Records: Begin

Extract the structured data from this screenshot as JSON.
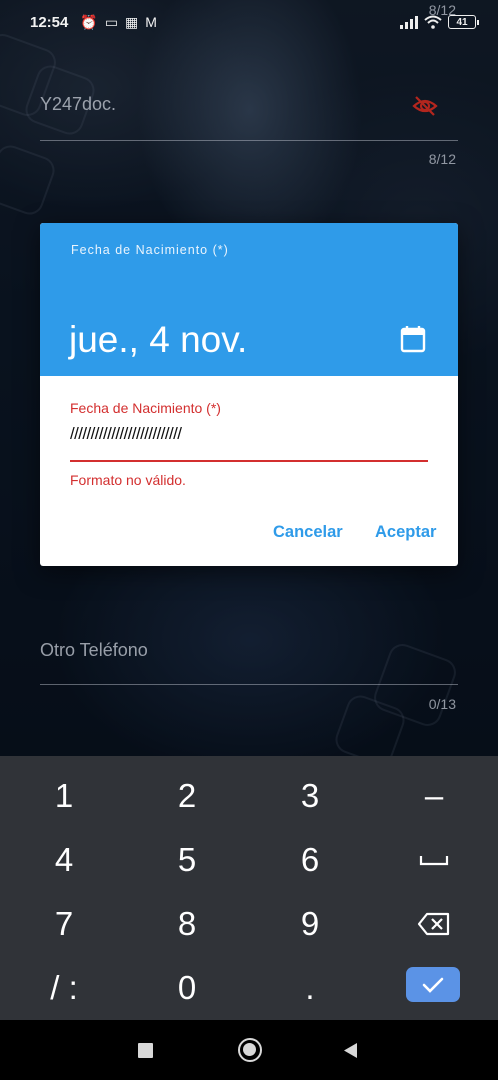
{
  "status_bar": {
    "time": "12:54",
    "icons": [
      "alarm-icon",
      "laptop-icon",
      "qr-icon",
      "mail-icon"
    ],
    "battery": "41"
  },
  "background_form": {
    "top_counter": "8/12",
    "password_value": "Y247doc.",
    "password_counter": "8/12",
    "other_phone_label": "Otro Teléfono",
    "other_phone_counter": "0/13"
  },
  "dialog": {
    "header_label": "Fecha de Nacimiento (*)",
    "selected_date": "jue., 4 nov.",
    "field_label": "Fecha de Nacimiento (*)",
    "field_value": "///////////////////////////",
    "error_text": "Formato no válido.",
    "cancel_label": "Cancelar",
    "accept_label": "Aceptar",
    "accent_color": "#2f9be9",
    "error_color": "#d32f2f"
  },
  "keyboard": {
    "rows": [
      [
        "1",
        "2",
        "3",
        "–"
      ],
      [
        "4",
        "5",
        "6",
        "␣"
      ],
      [
        "7",
        "8",
        "9",
        "⌫"
      ],
      [
        "/ :",
        "0",
        ".",
        "✓"
      ]
    ]
  }
}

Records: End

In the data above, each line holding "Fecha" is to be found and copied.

> **Result of the exercise**
    "header_label": "Fecha de Nacimiento (*)",
    "field_label": "Fecha de Nacimiento (*)",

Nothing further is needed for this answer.